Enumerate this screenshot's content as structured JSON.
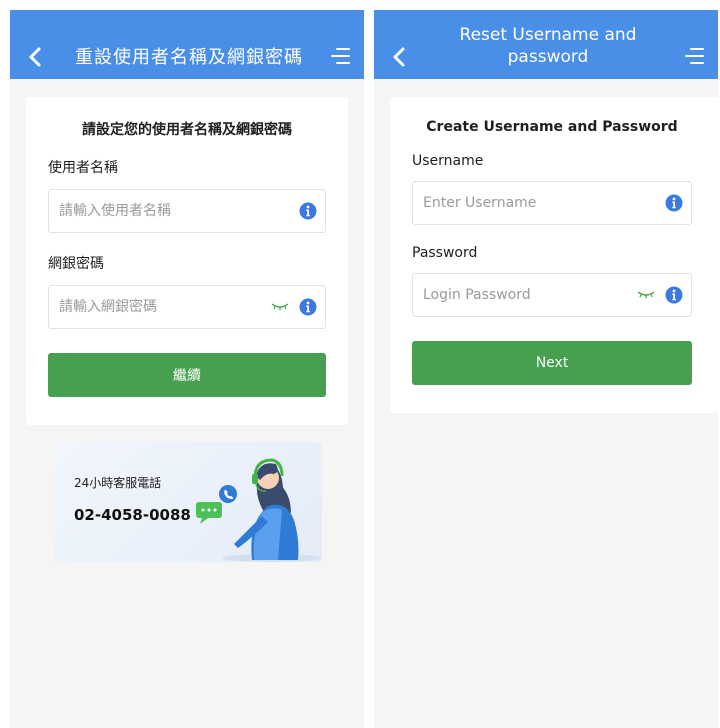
{
  "screens": {
    "zh": {
      "header_title": "重設使用者名稱及網銀密碼",
      "card_title": "請設定您的使用者名稱及網銀密碼",
      "username_label": "使用者名稱",
      "username_placeholder": "請輸入使用者名稱",
      "password_label": "網銀密碼",
      "password_placeholder": "請輸入網銀密碼",
      "continue_label": "繼續",
      "support_label": "24小時客服電話",
      "support_phone": "02-4058-0088"
    },
    "en": {
      "header_title": "Reset Username and password",
      "card_title": "Create Username and Password",
      "username_label": "Username",
      "username_placeholder": "Enter Username",
      "password_label": "Password",
      "password_placeholder": "Login Password",
      "next_label": "Next"
    }
  },
  "icons": {
    "back": "chevron-left-icon",
    "menu": "menu-icon",
    "info": "info-icon",
    "eye": "eye-closed-icon",
    "headset": "headset-agent-illustration",
    "chat": "chat-bubble-icon",
    "phone": "phone-icon"
  },
  "colors": {
    "header": "#4a8fe7",
    "primary_button": "#47a04f",
    "info_icon": "#3b7be0",
    "eye_icon": "#3fa64a",
    "background": "#f5f5f5"
  }
}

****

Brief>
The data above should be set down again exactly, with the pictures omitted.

Response>
Enumerate this screenshot's content as structured JSON.
{
  "screens": {
    "zh": {
      "header_title": "重設使用者名稱及網銀密碼",
      "card_title": "請設定您的使用者名稱及網銀密碼",
      "username_label": "使用者名稱",
      "username_placeholder": "請輸入使用者名稱",
      "password_label": "網銀密碼",
      "password_placeholder": "請輸入網銀密碼",
      "continue_label": "繼續",
      "support_label": "24小時客服電話",
      "support_phone": "02-4058-0088"
    },
    "en": {
      "header_title": "Reset Username and password",
      "card_title": "Create Username and Password",
      "username_label": "Username",
      "username_placeholder": "Enter Username",
      "password_label": "Password",
      "password_placeholder": "Login Password",
      "next_label": "Next"
    }
  },
  "icons": {
    "back": "chevron-left-icon",
    "menu": "menu-icon",
    "info": "info-icon",
    "eye": "eye-closed-icon",
    "headset": "headset-agent-illustration",
    "chat": "chat-bubble-icon",
    "phone": "phone-icon"
  },
  "colors": {
    "header": "#4a8fe7",
    "primary_button": "#47a04f",
    "info_icon": "#3b7be0",
    "eye_icon": "#3fa64a",
    "background": "#f5f5f5"
  }
}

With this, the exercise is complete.